(Dataset rows describing interfaces)
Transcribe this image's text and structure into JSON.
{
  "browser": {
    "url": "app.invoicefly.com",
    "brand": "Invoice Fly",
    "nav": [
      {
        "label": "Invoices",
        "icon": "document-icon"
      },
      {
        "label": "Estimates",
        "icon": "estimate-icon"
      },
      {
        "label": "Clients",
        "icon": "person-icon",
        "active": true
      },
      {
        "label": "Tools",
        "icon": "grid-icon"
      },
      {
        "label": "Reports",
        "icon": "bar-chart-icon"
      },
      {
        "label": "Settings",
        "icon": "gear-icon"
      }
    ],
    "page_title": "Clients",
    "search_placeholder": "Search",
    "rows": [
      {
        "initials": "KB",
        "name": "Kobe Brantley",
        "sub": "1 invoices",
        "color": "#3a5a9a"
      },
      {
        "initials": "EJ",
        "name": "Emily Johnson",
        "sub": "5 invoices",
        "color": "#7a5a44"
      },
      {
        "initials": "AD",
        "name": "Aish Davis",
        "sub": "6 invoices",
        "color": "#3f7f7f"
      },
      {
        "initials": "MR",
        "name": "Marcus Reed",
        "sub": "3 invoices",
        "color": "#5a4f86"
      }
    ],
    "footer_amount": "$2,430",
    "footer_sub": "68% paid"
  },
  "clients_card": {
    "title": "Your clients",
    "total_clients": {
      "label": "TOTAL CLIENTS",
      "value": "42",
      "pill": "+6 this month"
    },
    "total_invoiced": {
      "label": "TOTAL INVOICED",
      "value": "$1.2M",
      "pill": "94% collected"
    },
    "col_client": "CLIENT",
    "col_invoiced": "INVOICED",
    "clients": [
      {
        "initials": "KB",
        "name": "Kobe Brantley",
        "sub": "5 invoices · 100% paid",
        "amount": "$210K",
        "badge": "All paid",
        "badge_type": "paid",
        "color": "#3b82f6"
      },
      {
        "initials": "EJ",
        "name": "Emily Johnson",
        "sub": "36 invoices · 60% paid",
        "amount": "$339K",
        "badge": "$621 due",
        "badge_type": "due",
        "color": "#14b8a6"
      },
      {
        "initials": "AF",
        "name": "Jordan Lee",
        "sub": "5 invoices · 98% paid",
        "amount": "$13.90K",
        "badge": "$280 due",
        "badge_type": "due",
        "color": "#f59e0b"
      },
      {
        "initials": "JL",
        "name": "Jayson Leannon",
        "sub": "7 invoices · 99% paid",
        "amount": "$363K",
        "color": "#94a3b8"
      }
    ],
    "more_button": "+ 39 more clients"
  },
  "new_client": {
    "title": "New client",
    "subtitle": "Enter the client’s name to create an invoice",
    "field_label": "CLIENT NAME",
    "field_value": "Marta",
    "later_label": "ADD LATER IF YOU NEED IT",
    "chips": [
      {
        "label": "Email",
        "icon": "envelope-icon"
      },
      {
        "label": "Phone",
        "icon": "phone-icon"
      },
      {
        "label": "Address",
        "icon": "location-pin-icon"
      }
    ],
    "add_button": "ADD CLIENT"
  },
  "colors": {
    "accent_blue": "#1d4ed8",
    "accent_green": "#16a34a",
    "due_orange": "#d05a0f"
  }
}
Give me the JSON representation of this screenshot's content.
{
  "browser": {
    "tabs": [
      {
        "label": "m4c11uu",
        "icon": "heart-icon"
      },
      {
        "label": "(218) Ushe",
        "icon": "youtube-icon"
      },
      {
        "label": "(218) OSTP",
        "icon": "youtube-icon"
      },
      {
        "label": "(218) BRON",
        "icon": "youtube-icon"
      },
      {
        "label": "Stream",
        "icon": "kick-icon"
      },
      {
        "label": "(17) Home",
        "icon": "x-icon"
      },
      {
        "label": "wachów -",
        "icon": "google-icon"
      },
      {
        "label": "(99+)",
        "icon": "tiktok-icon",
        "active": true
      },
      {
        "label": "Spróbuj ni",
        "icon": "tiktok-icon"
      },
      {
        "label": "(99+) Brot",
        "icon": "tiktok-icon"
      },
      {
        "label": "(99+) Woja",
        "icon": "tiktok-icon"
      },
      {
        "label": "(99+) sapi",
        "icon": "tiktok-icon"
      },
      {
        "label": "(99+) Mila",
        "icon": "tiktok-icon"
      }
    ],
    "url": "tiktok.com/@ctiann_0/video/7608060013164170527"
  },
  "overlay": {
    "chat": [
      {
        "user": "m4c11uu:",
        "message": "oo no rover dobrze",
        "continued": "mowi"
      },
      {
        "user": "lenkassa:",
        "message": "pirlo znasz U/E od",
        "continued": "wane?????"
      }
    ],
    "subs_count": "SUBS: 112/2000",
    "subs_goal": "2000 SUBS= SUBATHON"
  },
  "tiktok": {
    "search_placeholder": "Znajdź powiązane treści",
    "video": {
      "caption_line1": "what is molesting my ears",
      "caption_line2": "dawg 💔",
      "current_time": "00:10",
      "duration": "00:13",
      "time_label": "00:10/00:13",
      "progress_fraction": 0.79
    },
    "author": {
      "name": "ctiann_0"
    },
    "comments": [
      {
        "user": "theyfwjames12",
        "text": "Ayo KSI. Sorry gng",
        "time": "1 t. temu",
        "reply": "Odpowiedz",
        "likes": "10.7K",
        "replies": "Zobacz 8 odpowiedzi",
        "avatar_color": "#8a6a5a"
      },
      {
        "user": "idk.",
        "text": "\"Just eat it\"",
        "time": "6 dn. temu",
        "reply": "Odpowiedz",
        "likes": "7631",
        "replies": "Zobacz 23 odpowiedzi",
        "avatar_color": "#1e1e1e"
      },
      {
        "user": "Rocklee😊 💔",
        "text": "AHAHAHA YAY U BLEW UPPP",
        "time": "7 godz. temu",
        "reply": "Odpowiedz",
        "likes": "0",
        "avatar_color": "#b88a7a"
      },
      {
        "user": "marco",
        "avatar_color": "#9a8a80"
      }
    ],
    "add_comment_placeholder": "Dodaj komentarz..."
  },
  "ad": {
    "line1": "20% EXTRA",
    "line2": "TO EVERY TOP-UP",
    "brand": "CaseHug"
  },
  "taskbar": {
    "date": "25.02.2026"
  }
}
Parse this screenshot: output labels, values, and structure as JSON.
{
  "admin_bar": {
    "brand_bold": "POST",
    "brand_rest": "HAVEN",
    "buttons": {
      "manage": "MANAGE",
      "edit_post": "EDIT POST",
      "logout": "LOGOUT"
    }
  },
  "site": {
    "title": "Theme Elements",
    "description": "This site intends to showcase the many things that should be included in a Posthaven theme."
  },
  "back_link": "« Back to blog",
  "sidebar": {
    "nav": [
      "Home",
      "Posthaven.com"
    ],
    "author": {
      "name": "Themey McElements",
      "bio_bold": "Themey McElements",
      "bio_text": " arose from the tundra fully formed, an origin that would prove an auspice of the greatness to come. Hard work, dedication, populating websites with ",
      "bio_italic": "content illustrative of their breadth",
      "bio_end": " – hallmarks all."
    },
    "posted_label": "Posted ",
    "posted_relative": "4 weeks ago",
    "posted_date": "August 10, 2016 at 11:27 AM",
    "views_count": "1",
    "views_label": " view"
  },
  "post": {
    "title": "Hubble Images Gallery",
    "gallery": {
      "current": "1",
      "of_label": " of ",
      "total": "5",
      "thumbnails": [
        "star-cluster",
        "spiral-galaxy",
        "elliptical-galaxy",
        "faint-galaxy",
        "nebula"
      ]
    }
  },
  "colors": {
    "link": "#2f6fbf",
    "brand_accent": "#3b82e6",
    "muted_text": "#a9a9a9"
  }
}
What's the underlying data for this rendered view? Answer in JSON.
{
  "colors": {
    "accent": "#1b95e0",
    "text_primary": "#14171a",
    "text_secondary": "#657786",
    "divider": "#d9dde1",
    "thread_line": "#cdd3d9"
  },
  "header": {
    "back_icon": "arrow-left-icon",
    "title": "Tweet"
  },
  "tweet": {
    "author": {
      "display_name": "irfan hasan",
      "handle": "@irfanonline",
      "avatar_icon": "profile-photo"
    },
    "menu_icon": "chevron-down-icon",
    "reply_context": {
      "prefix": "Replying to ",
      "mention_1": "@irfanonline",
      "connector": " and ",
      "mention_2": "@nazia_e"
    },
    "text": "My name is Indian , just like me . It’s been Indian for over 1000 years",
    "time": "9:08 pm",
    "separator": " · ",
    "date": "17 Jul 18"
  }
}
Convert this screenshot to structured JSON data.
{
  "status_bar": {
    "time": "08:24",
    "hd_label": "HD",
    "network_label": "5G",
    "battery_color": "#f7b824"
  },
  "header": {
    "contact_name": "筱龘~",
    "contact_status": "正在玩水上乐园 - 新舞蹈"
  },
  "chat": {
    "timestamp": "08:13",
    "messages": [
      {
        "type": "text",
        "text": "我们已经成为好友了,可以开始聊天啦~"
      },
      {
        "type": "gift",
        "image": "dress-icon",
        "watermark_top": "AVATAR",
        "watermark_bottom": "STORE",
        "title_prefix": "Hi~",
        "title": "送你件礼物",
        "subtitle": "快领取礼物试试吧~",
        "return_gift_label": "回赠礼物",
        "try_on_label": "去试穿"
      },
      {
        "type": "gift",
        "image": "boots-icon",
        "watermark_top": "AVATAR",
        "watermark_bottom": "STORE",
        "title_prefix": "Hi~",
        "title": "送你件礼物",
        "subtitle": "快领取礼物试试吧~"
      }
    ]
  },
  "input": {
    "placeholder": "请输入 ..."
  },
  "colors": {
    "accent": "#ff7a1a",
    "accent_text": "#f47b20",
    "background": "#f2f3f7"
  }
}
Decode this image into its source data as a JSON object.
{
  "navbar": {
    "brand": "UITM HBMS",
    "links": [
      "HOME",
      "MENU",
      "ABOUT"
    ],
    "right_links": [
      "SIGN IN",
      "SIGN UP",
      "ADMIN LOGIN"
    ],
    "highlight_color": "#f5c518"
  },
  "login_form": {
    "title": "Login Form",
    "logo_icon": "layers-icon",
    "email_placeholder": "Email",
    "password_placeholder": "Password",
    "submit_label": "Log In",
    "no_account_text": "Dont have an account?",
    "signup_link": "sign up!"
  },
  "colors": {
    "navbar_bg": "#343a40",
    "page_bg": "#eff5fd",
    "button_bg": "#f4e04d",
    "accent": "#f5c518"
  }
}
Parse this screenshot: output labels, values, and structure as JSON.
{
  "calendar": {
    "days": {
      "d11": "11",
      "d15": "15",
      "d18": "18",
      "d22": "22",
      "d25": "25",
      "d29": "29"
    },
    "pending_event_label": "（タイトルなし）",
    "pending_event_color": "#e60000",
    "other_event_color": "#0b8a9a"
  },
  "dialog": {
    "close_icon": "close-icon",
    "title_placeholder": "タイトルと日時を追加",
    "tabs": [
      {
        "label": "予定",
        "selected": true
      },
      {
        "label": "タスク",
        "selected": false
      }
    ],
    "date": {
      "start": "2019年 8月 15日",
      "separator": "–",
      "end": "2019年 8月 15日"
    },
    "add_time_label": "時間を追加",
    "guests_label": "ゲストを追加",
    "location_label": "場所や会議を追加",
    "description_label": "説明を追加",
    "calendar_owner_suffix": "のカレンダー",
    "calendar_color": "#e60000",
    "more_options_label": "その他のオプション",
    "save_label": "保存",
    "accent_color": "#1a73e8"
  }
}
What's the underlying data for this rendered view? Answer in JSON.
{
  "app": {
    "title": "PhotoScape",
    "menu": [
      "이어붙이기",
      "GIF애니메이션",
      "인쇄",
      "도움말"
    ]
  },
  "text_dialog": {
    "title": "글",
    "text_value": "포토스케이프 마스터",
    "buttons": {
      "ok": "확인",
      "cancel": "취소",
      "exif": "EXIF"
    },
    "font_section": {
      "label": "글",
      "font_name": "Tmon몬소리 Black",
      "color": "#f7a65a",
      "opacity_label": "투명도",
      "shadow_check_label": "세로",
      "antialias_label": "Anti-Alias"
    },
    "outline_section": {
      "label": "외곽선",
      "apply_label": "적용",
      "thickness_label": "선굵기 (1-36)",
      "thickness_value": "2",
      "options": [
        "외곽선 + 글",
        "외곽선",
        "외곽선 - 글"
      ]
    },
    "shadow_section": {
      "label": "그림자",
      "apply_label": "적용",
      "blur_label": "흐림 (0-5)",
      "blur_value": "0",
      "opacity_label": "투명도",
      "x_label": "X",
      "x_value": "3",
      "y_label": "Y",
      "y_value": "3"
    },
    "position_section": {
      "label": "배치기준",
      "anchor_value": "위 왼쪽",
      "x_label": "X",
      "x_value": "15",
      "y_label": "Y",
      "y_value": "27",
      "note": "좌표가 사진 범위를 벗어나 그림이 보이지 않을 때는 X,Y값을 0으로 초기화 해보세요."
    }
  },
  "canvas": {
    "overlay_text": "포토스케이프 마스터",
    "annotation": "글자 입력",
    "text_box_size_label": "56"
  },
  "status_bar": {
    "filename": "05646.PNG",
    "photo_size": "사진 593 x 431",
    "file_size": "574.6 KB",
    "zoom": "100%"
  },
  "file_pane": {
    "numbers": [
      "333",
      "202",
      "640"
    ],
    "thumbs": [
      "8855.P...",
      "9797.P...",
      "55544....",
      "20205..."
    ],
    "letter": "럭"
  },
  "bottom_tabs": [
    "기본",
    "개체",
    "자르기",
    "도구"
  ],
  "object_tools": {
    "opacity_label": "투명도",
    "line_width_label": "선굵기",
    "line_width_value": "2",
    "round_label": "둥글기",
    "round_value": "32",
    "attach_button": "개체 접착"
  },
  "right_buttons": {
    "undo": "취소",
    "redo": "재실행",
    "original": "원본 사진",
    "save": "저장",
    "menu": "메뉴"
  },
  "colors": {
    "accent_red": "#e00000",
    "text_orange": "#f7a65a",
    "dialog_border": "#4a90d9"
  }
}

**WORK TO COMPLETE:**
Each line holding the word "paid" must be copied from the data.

**RESULT FOR THIS EXERCISE:**
    "footer_sub": "68% paid"
        "sub": "5 invoices · 100% paid",
        "badge": "All paid",
        "badge_type": "paid",
        "sub": "36 invoices · 60% paid",
        "sub": "5 invoices · 98% paid",
        "sub": "7 invoices · 99% paid",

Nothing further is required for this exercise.